Segment Start: Data to process

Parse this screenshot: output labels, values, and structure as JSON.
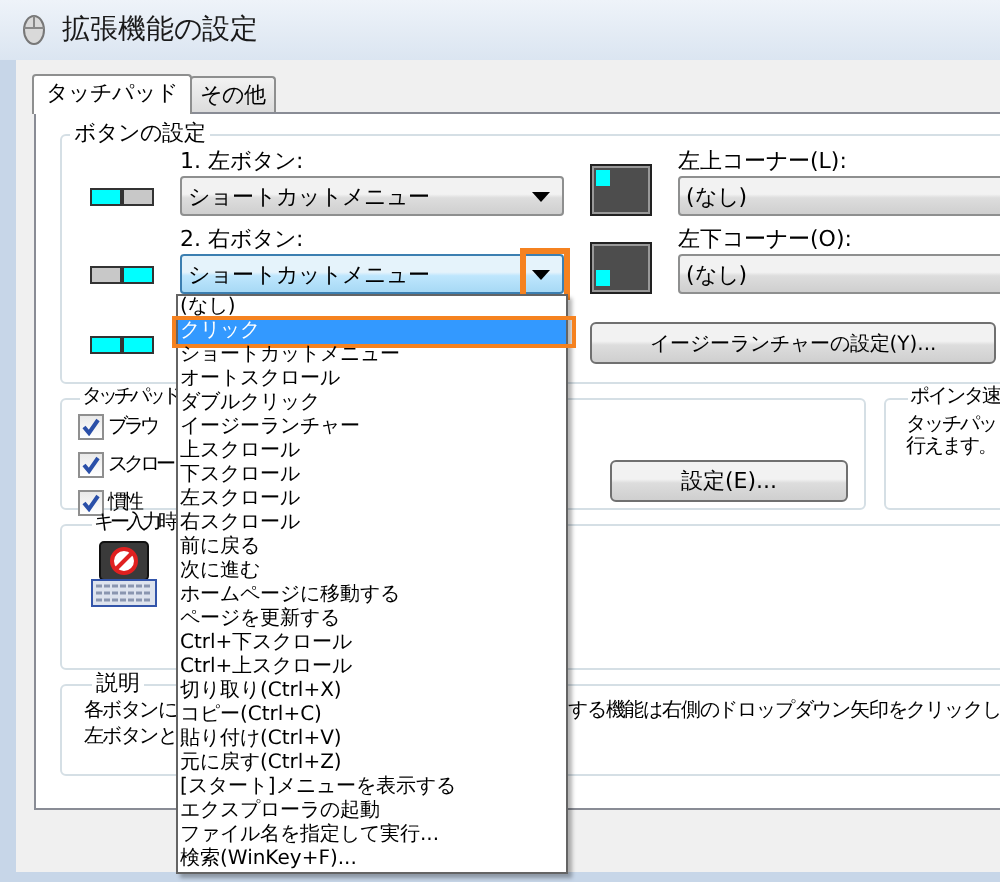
{
  "window": {
    "title": "拡張機能の設定"
  },
  "tabs": [
    {
      "label": "タッチパッド",
      "selected": true
    },
    {
      "label": "その他",
      "selected": false
    }
  ],
  "button_settings": {
    "title": "ボタンの設定",
    "rows": [
      {
        "label": "1. 左ボタン:",
        "value": "ショートカットメニュー",
        "left_lit": true,
        "right_lit": false,
        "focused": false,
        "arrow_highlighted": false
      },
      {
        "label": "2. 右ボタン:",
        "value": "ショートカットメニュー",
        "left_lit": false,
        "right_lit": true,
        "focused": true,
        "arrow_highlighted": true
      },
      {
        "left_lit": true,
        "right_lit": true
      }
    ],
    "corners": [
      {
        "label": "左上コーナー(L):",
        "value": "(なし)",
        "kind": "top"
      },
      {
        "label": "左下コーナー(O):",
        "value": "(なし)",
        "kind": "bottom"
      }
    ],
    "launcher_button": "イージーランチャーの設定(Y)..."
  },
  "touchpad_group": {
    "title": "タッチパッド",
    "checkboxes": [
      {
        "label": "ブラウ",
        "checked": true
      },
      {
        "label": "スクロー",
        "checked": true
      },
      {
        "label": "慣性",
        "checked": true
      }
    ],
    "button": "設定(E)..."
  },
  "pointer_speed": {
    "title": "ポインタ速",
    "lines": [
      "タッチパッ",
      "行えます。"
    ]
  },
  "key_input": {
    "title": "キー入力時"
  },
  "description": {
    "title": "説明",
    "lines": [
      {
        "left": "各ボタンに",
        "right": "する機能は右側のドロップダウン矢印をクリックし"
      },
      {
        "left": "左ボタンと"
      }
    ]
  },
  "dropdown": {
    "items": [
      {
        "label": "(なし)",
        "selected": false,
        "highlighted": false
      },
      {
        "label": "クリック",
        "selected": true,
        "highlighted": true
      },
      {
        "label": "ショートカットメニュー",
        "selected": false,
        "highlighted": false
      },
      {
        "label": "オートスクロール",
        "selected": false,
        "highlighted": false
      },
      {
        "label": "ダブルクリック",
        "selected": false,
        "highlighted": false
      },
      {
        "label": "イージーランチャー",
        "selected": false,
        "highlighted": false
      },
      {
        "label": "上スクロール",
        "selected": false,
        "highlighted": false
      },
      {
        "label": "下スクロール",
        "selected": false,
        "highlighted": false
      },
      {
        "label": "左スクロール",
        "selected": false,
        "highlighted": false
      },
      {
        "label": "右スクロール",
        "selected": false,
        "highlighted": false
      },
      {
        "label": "前に戻る",
        "selected": false,
        "highlighted": false
      },
      {
        "label": "次に進む",
        "selected": false,
        "highlighted": false
      },
      {
        "label": "ホームページに移動する",
        "selected": false,
        "highlighted": false
      },
      {
        "label": "ページを更新する",
        "selected": false,
        "highlighted": false
      },
      {
        "label": "Ctrl+下スクロール",
        "selected": false,
        "highlighted": false
      },
      {
        "label": "Ctrl+上スクロール",
        "selected": false,
        "highlighted": false
      },
      {
        "label": "切り取り(Ctrl+X)",
        "selected": false,
        "highlighted": false
      },
      {
        "label": "コピー(Ctrl+C)",
        "selected": false,
        "highlighted": false
      },
      {
        "label": "貼り付け(Ctrl+V)",
        "selected": false,
        "highlighted": false
      },
      {
        "label": "元に戻す(Ctrl+Z)",
        "selected": false,
        "highlighted": false
      },
      {
        "label": "[スタート]メニューを表示する",
        "selected": false,
        "highlighted": false
      },
      {
        "label": "エクスプローラの起動",
        "selected": false,
        "highlighted": false
      },
      {
        "label": "ファイル名を指定して実行...",
        "selected": false,
        "highlighted": false
      },
      {
        "label": "検索(WinKey+F)...",
        "selected": false,
        "highlighted": false
      }
    ]
  }
}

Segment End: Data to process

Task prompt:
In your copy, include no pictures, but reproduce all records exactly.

Result for this exercise:
Parse this screenshot: output labels, values, and structure as JSON.
{
  "window": {
    "title": "拡張機能の設定"
  },
  "tabs": [
    {
      "label": "タッチパッド",
      "selected": true
    },
    {
      "label": "その他",
      "selected": false
    }
  ],
  "button_settings": {
    "title": "ボタンの設定",
    "rows": [
      {
        "label": "1. 左ボタン:",
        "value": "ショートカットメニュー",
        "left_lit": true,
        "right_lit": false,
        "focused": false,
        "arrow_highlighted": false
      },
      {
        "label": "2. 右ボタン:",
        "value": "ショートカットメニュー",
        "left_lit": false,
        "right_lit": true,
        "focused": true,
        "arrow_highlighted": true
      },
      {
        "left_lit": true,
        "right_lit": true
      }
    ],
    "corners": [
      {
        "label": "左上コーナー(L):",
        "value": "(なし)",
        "kind": "top"
      },
      {
        "label": "左下コーナー(O):",
        "value": "(なし)",
        "kind": "bottom"
      }
    ],
    "launcher_button": "イージーランチャーの設定(Y)..."
  },
  "touchpad_group": {
    "title": "タッチパッド",
    "checkboxes": [
      {
        "label": "ブラウ",
        "checked": true
      },
      {
        "label": "スクロー",
        "checked": true
      },
      {
        "label": "慣性",
        "checked": true
      }
    ],
    "button": "設定(E)..."
  },
  "pointer_speed": {
    "title": "ポインタ速",
    "lines": [
      "タッチパッ",
      "行えます。"
    ]
  },
  "key_input": {
    "title": "キー入力時"
  },
  "description": {
    "title": "説明",
    "lines": [
      {
        "left": "各ボタンに",
        "right": "する機能は右側のドロップダウン矢印をクリックし"
      },
      {
        "left": "左ボタンと"
      }
    ]
  },
  "dropdown": {
    "items": [
      {
        "label": "(なし)",
        "selected": false,
        "highlighted": false
      },
      {
        "label": "クリック",
        "selected": true,
        "highlighted": true
      },
      {
        "label": "ショートカットメニュー",
        "selected": false,
        "highlighted": false
      },
      {
        "label": "オートスクロール",
        "selected": false,
        "highlighted": false
      },
      {
        "label": "ダブルクリック",
        "selected": false,
        "highlighted": false
      },
      {
        "label": "イージーランチャー",
        "selected": false,
        "highlighted": false
      },
      {
        "label": "上スクロール",
        "selected": false,
        "highlighted": false
      },
      {
        "label": "下スクロール",
        "selected": false,
        "highlighted": false
      },
      {
        "label": "左スクロール",
        "selected": false,
        "highlighted": false
      },
      {
        "label": "右スクロール",
        "selected": false,
        "highlighted": false
      },
      {
        "label": "前に戻る",
        "selected": false,
        "highlighted": false
      },
      {
        "label": "次に進む",
        "selected": false,
        "highlighted": false
      },
      {
        "label": "ホームページに移動する",
        "selected": false,
        "highlighted": false
      },
      {
        "label": "ページを更新する",
        "selected": false,
        "highlighted": false
      },
      {
        "label": "Ctrl+下スクロール",
        "selected": false,
        "highlighted": false
      },
      {
        "label": "Ctrl+上スクロール",
        "selected": false,
        "highlighted": false
      },
      {
        "label": "切り取り(Ctrl+X)",
        "selected": false,
        "highlighted": false
      },
      {
        "label": "コピー(Ctrl+C)",
        "selected": false,
        "highlighted": false
      },
      {
        "label": "貼り付け(Ctrl+V)",
        "selected": false,
        "highlighted": false
      },
      {
        "label": "元に戻す(Ctrl+Z)",
        "selected": false,
        "highlighted": false
      },
      {
        "label": "[スタート]メニューを表示する",
        "selected": false,
        "highlighted": false
      },
      {
        "label": "エクスプローラの起動",
        "selected": false,
        "highlighted": false
      },
      {
        "label": "ファイル名を指定して実行...",
        "selected": false,
        "highlighted": false
      },
      {
        "label": "検索(WinKey+F)...",
        "selected": false,
        "highlighted": false
      }
    ]
  }
}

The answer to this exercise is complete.